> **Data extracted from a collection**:
Start of Block

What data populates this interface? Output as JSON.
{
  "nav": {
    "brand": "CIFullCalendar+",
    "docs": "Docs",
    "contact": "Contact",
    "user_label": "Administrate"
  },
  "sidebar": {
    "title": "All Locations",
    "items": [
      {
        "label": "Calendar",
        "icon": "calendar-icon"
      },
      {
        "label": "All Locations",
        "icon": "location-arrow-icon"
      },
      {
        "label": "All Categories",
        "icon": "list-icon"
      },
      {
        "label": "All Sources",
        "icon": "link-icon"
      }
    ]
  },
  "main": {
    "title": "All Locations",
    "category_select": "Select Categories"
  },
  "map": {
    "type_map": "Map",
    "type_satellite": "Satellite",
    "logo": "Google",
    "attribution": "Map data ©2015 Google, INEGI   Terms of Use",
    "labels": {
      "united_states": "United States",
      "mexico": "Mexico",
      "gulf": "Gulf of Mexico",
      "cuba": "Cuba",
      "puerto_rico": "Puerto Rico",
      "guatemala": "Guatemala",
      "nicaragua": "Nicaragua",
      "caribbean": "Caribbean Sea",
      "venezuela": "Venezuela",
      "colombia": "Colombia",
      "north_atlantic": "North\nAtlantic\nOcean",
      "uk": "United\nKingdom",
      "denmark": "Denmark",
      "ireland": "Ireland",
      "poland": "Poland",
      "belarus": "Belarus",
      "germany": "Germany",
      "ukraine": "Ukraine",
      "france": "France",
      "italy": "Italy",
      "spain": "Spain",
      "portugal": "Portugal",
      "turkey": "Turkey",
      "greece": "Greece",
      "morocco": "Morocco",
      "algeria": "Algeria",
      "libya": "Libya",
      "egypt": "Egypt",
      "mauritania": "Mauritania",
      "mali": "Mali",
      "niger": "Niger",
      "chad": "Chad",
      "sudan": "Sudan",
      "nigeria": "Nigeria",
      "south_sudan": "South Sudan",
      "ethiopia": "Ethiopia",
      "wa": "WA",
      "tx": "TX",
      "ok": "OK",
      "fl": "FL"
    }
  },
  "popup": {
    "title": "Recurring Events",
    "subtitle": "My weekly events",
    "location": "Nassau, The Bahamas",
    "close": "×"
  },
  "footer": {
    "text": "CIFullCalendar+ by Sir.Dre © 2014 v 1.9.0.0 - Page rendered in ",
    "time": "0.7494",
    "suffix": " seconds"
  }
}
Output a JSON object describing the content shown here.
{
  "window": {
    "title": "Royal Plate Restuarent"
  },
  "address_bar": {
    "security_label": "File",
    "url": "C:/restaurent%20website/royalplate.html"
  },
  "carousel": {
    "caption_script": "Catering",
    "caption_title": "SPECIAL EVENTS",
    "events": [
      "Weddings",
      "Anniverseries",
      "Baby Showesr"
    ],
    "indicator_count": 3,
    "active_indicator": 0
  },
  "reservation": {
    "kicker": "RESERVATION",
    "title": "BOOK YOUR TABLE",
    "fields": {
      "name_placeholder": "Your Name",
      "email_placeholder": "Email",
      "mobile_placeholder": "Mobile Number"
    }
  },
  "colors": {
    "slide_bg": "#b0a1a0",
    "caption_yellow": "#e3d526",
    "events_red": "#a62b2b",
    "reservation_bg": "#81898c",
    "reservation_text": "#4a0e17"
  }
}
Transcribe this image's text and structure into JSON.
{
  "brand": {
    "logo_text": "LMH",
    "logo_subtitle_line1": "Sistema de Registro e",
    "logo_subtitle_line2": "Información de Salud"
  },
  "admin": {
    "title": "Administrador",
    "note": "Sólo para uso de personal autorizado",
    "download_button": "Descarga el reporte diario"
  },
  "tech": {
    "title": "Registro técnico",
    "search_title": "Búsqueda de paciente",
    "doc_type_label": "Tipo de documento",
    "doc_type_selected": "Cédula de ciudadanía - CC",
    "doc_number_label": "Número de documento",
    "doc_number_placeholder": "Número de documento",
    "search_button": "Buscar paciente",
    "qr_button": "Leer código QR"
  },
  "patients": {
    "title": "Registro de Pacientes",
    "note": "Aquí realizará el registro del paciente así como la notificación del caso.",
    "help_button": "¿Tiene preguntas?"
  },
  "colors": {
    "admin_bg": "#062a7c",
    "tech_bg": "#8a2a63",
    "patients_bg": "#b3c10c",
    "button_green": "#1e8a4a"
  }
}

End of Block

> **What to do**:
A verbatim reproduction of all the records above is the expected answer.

> **Solution for this task**:
What data populates this interface? Output as JSON.
{
  "nav": {
    "brand": "CIFullCalendar+",
    "docs": "Docs",
    "contact": "Contact",
    "user_label": "Administrate"
  },
  "sidebar": {
    "title": "All Locations",
    "items": [
      {
        "label": "Calendar",
        "icon": "calendar-icon"
      },
      {
        "label": "All Locations",
        "icon": "location-arrow-icon"
      },
      {
        "label": "All Categories",
        "icon": "list-icon"
      },
      {
        "label": "All Sources",
        "icon": "link-icon"
      }
    ]
  },
  "main": {
    "title": "All Locations",
    "category_select": "Select Categories"
  },
  "map": {
    "type_map": "Map",
    "type_satellite": "Satellite",
    "logo": "Google",
    "attribution": "Map data ©2015 Google, INEGI   Terms of Use",
    "labels": {
      "united_states": "United States",
      "mexico": "Mexico",
      "gulf": "Gulf of Mexico",
      "cuba": "Cuba",
      "puerto_rico": "Puerto Rico",
      "guatemala": "Guatemala",
      "nicaragua": "Nicaragua",
      "caribbean": "Caribbean Sea",
      "venezuela": "Venezuela",
      "colombia": "Colombia",
      "north_atlantic": "North\nAtlantic\nOcean",
      "uk": "United\nKingdom",
      "denmark": "Denmark",
      "ireland": "Ireland",
      "poland": "Poland",
      "belarus": "Belarus",
      "germany": "Germany",
      "ukraine": "Ukraine",
      "france": "France",
      "italy": "Italy",
      "spain": "Spain",
      "portugal": "Portugal",
      "turkey": "Turkey",
      "greece": "Greece",
      "morocco": "Morocco",
      "algeria": "Algeria",
      "libya": "Libya",
      "egypt": "Egypt",
      "mauritania": "Mauritania",
      "mali": "Mali",
      "niger": "Niger",
      "chad": "Chad",
      "sudan": "Sudan",
      "nigeria": "Nigeria",
      "south_sudan": "South Sudan",
      "ethiopia": "Ethiopia",
      "wa": "WA",
      "tx": "TX",
      "ok": "OK",
      "fl": "FL"
    }
  },
  "popup": {
    "title": "Recurring Events",
    "subtitle": "My weekly events",
    "location": "Nassau, The Bahamas",
    "close": "×"
  },
  "footer": {
    "text": "CIFullCalendar+ by Sir.Dre © 2014 v 1.9.0.0 - Page rendered in ",
    "time": "0.7494",
    "suffix": " seconds"
  }
}
Output a JSON object describing the content shown here.
{
  "window": {
    "title": "Royal Plate Restuarent"
  },
  "address_bar": {
    "security_label": "File",
    "url": "C:/restaurent%20website/royalplate.html"
  },
  "carousel": {
    "caption_script": "Catering",
    "caption_title": "SPECIAL EVENTS",
    "events": [
      "Weddings",
      "Anniverseries",
      "Baby Showesr"
    ],
    "indicator_count": 3,
    "active_indicator": 0
  },
  "reservation": {
    "kicker": "RESERVATION",
    "title": "BOOK YOUR TABLE",
    "fields": {
      "name_placeholder": "Your Name",
      "email_placeholder": "Email",
      "mobile_placeholder": "Mobile Number"
    }
  },
  "colors": {
    "slide_bg": "#b0a1a0",
    "caption_yellow": "#e3d526",
    "events_red": "#a62b2b",
    "reservation_bg": "#81898c",
    "reservation_text": "#4a0e17"
  }
}
Transcribe this image's text and structure into JSON.
{
  "brand": {
    "logo_text": "LMH",
    "logo_subtitle_line1": "Sistema de Registro e",
    "logo_subtitle_line2": "Información de Salud"
  },
  "admin": {
    "title": "Administrador",
    "note": "Sólo para uso de personal autorizado",
    "download_button": "Descarga el reporte diario"
  },
  "tech": {
    "title": "Registro técnico",
    "search_title": "Búsqueda de paciente",
    "doc_type_label": "Tipo de documento",
    "doc_type_selected": "Cédula de ciudadanía - CC",
    "doc_number_label": "Número de documento",
    "doc_number_placeholder": "Número de documento",
    "search_button": "Buscar paciente",
    "qr_button": "Leer código QR"
  },
  "patients": {
    "title": "Registro de Pacientes",
    "note": "Aquí realizará el registro del paciente así como la notificación del caso.",
    "help_button": "¿Tiene preguntas?"
  },
  "colors": {
    "admin_bg": "#062a7c",
    "tech_bg": "#8a2a63",
    "patients_bg": "#b3c10c",
    "button_green": "#1e8a4a"
  }
}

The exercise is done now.